- Provide in-memory storage for RDDs that are cached by the user.
Resilient Distributed Dataset(RDD):
RDDs are the building blocks of any Spark application. RDDs Stands for:
- Resilient: Fault tolerant and is capable of rebuilding data on failure
- Distributed: Distributed data among the multiple nodes in a cluster
- Dataset: Collection of partitioned data with values
RDD Persistence :
One of the most important capabilities in Spark is persisting (or caching) a data set in memory across operations. When you persist an RDD, each node stores any partitions of it that it computes in memory and reuses them in other actions on that data set (or data sets derived from it). This allows future actions to be much faster (often by more than 10x). Caching is a key tool for iterative algorithms and fast interactive use.
You can mark an RDD to be persisted using the persist() or cache() methods on it. The first time it is computed in an action, it will be kept in memory on the nodes. Spark’s cache is fault-tolerant – if any partition of an RDD is lost, it will automatically be recomputed using the transformations that originally created it.
In addition, each persisted RDD can be stored using a different storage level, allowing you, for example, to persist the data set on disk, persist it in memory but as serialized Java objects (to save space), replicate it across nodes. These levels are set by passing a Storage Level object (Scala,Java, Python) to persist(). The cache() method is a shorthand for using the default storage level, which is StorageLevel.MEMORY_ONLY (store deserialized objects in memory).
The full set of storage levels is:
|Store RDD as deserialized Java objects in the JVM. If the RDD does not fit in memory, some partitions will not be cached and will be recomputed on the fly each time they’re needed.
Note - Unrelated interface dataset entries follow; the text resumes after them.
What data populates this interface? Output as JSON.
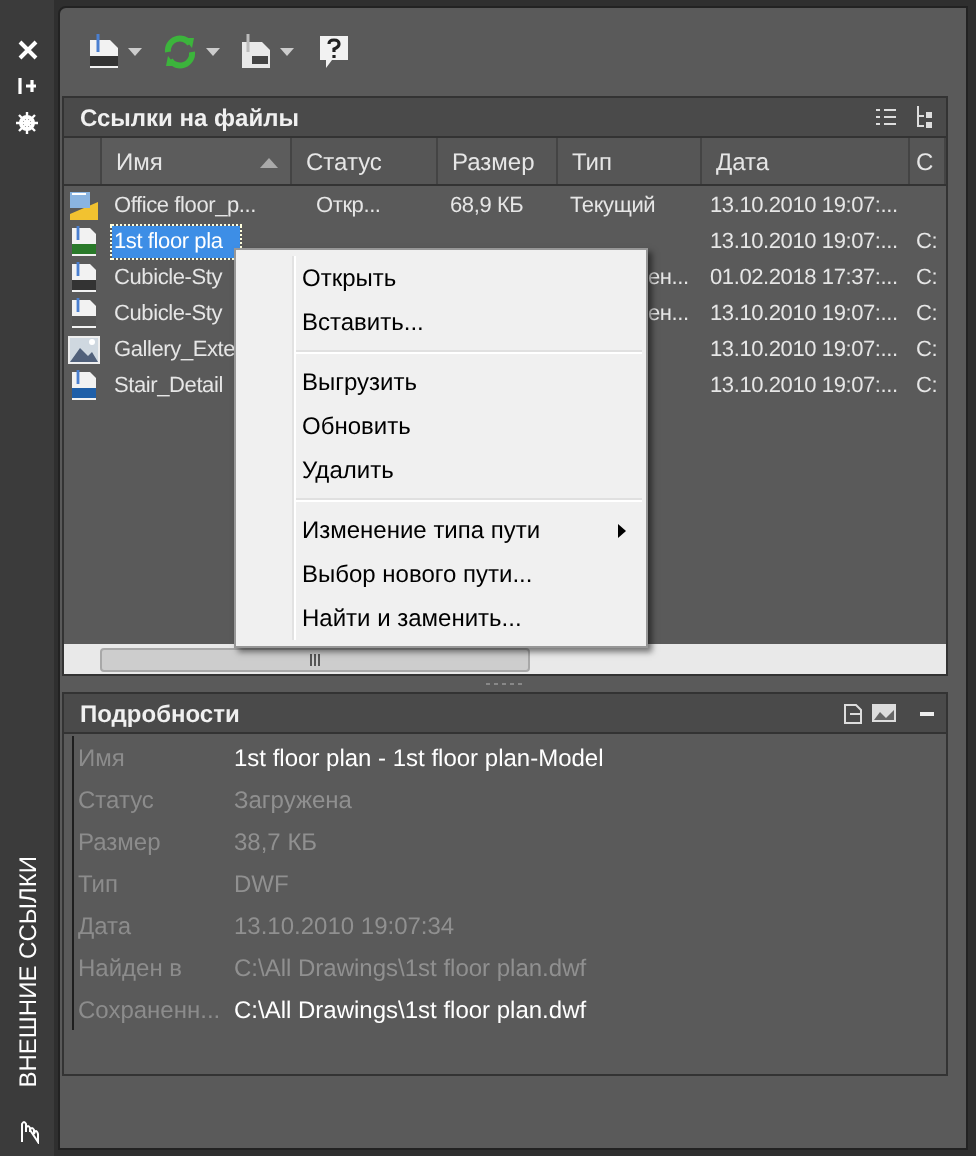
{
  "palette_title": "ВНЕШНИЕ ССЫЛКИ",
  "file_references": {
    "title": "Ссылки на файлы",
    "columns": [
      {
        "label": "Имя",
        "sorted": true
      },
      {
        "label": "Статус",
        "sorted": false
      },
      {
        "label": "Размер",
        "sorted": false
      },
      {
        "label": "Тип",
        "sorted": false
      },
      {
        "label": "Дата",
        "sorted": false
      },
      {
        "label": "С",
        "sorted": false
      }
    ],
    "rows": [
      {
        "kind": "current",
        "selected": false,
        "cells": [
          "Office floor_p...",
          "Откр...",
          "68,9 КБ",
          "Текущий",
          "13.10.2010 19:07:...",
          ""
        ]
      },
      {
        "kind": "dwf",
        "selected": true,
        "cells": [
          "1st floor pla",
          "",
          "",
          "",
          "13.10.2010 19:07:...",
          "C:"
        ]
      },
      {
        "kind": "dwg",
        "selected": false,
        "cells": [
          "Cubicle-Sty",
          "",
          "",
          "ен...",
          "01.02.2018 17:37:...",
          "C:"
        ]
      },
      {
        "kind": "xref",
        "selected": false,
        "cells": [
          "Cubicle-Sty",
          "",
          "",
          "ен...",
          "13.10.2010 19:07:...",
          "C:"
        ]
      },
      {
        "kind": "image",
        "selected": false,
        "cells": [
          "Gallery_Exte",
          "",
          "",
          "",
          "13.10.2010 19:07:...",
          "C:"
        ]
      },
      {
        "kind": "dgn",
        "selected": false,
        "cells": [
          "Stair_Detail",
          "",
          "",
          "",
          "13.10.2010 19:07:...",
          "C:"
        ]
      }
    ]
  },
  "context_menu": [
    {
      "kind": "item",
      "label": "Открыть",
      "submenu": false
    },
    {
      "kind": "item",
      "label": "Вставить...",
      "submenu": false
    },
    {
      "kind": "separator"
    },
    {
      "kind": "item",
      "label": "Выгрузить",
      "submenu": false
    },
    {
      "kind": "item",
      "label": "Обновить",
      "submenu": false
    },
    {
      "kind": "item",
      "label": "Удалить",
      "submenu": false
    },
    {
      "kind": "separator"
    },
    {
      "kind": "item",
      "label": "Изменение типа пути",
      "submenu": true
    },
    {
      "kind": "item",
      "label": "Выбор нового пути...",
      "submenu": false
    },
    {
      "kind": "item",
      "label": "Найти и заменить...",
      "submenu": false
    }
  ],
  "details": {
    "title": "Подробности",
    "rows": [
      {
        "label": "Имя",
        "value": "1st floor plan - 1st floor plan-Model",
        "disabled": false
      },
      {
        "label": "Статус",
        "value": "Загружена",
        "disabled": true
      },
      {
        "label": "Размер",
        "value": "38,7 КБ",
        "disabled": true
      },
      {
        "label": "Тип",
        "value": "DWF",
        "disabled": true
      },
      {
        "label": "Дата",
        "value": "13.10.2010 19:07:34",
        "disabled": true
      },
      {
        "label": "Найден в",
        "value": "C:\\All Drawings\\1st floor plan.dwf",
        "disabled": true
      },
      {
        "label": "Сохраненн...",
        "value": "C:\\All Drawings\\1st floor plan.dwf",
        "disabled": false
      }
    ]
  }
}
This is the default level.
|Store RDD as deserialized Java objects in the JVM. If the RDD does not fit in memory, store the partitions that don’t fit on disk, and read them from there when they’re needed.
(Java and Scala)
|Store RDD as serialized Java objects (one byte array per partition). This is generally more space-efficient than deserialized objects, especially when using a fast serializer, but more CPU-intensive to read.
(Java and Scala)
|Similar to MEMORY_ONLY_SER, but spill partitions that don’t fit in memory to disk instead of recomputing them on the fly each time they’re needed.
|Store the RDD partitions only on disk.
|MEMORY_ONLY_2, MEMORY_AND_DISK_2, etc.
|Same as the levels above, but replicate each partition on two cluster nodes.
|Similar to MEMORY_ONLY_SER, but store the data in off-heap memory. This requires off-heap memory to be enabled.
Performance Tuning on Spark
To understand Spark, you need to know about Transformation, Action, RDD, DStream etc.
To write better/fast Spark program, you need to understand Job, Stage, task etc.
How to deploy yarn on spark
|Run Spark locally with one worker thread (i.e. no
|parallelism at all).
|Run Spark locally with K worker threads (ideally, set
|this to the number of cores on your machine).
Different mode to deploy yarn on spark
|Driver run in
|Who requires resources
|Who started executor process
|Yarn RM & NM
|Yarn RM &NM
|Spark masters & workers